But there are other frames that transform the experience of loss into the consolations of art. In exploring the ancient hinterland of metamorphosis behind metaphor, Gilkes puts change at the heart of life. There is the transformation by love’s fire of the lumpen boy, the class clown, ‘a quasi-Quasimodo humped over a wooden desk’, into the transfigured bridegroom whose ‘body... floated towards the organ loft’, or of the town’s zinc roofs which ‘curled like leaves’ over the burning city, or of Joanstown’s innocence inverted in the horror of Jonestown: ‘carnage in paradise’.
Another frame uses the base elements.
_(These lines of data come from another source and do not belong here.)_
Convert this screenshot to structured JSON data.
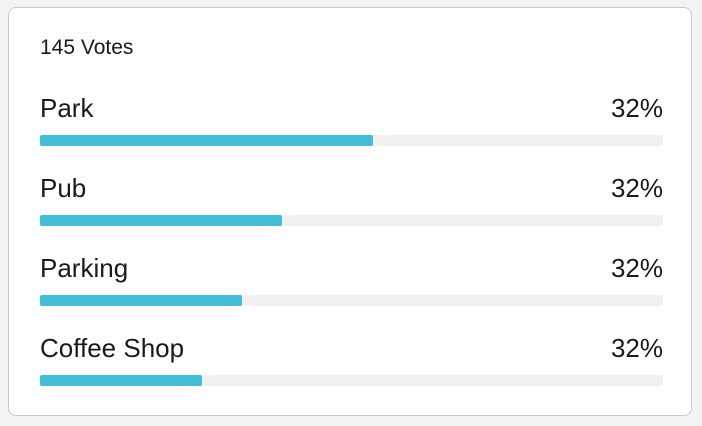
{
  "poll": {
    "vote_count_label": "145 Votes",
    "accent_color": "#45bcd8",
    "track_color": "#f1f1f1",
    "options": [
      {
        "label": "Park",
        "percent_label": "32%",
        "bar_fill_fraction": 0.534
      },
      {
        "label": "Pub",
        "percent_label": "32%",
        "bar_fill_fraction": 0.389
      },
      {
        "label": "Parking",
        "percent_label": "32%",
        "bar_fill_fraction": 0.325
      },
      {
        "label": "Coffee Shop",
        "percent_label": "32%",
        "bar_fill_fraction": 0.26
      }
    ]
  }
}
In Guyana, fire and flood represent a constant cycle of destruction and renewal. This offers a rich source of visual metaphor but also brings to the poems a sense of time beyond the linearity of loss. The mud, rivers and rainforest of Guyana give birth, for instance, to the iridescent imagination of Wilson Harris, the ‘steersman’ whose example Gilkes so gracefully acknowledges.
There are poems of lyric grace, intellectual playfulness and ironic wit; poems where Gilkes brings a painter’s eye to his descriptions of both urban Guyana and its rainforests. Carefully sculpted sonnets, dramatic monologues, a pithy Creole letter and a calypso narrative show the range of Gilkes’ voice, revealing him to be not only one of the Caribbean’s most distinguished critics and dramatists, but a poet of major accomplishment.
Joanstown won the 2002 Guyana Prize as the best collection of poetry.
Michael Gilkes was born in Guyana in 1933 and left in 1961, but has never strayed far from Guyana and the Caribbean. He is one of the region's foremost literary critics and playwrights, as well as an actor, director, film-maker and university lecturer.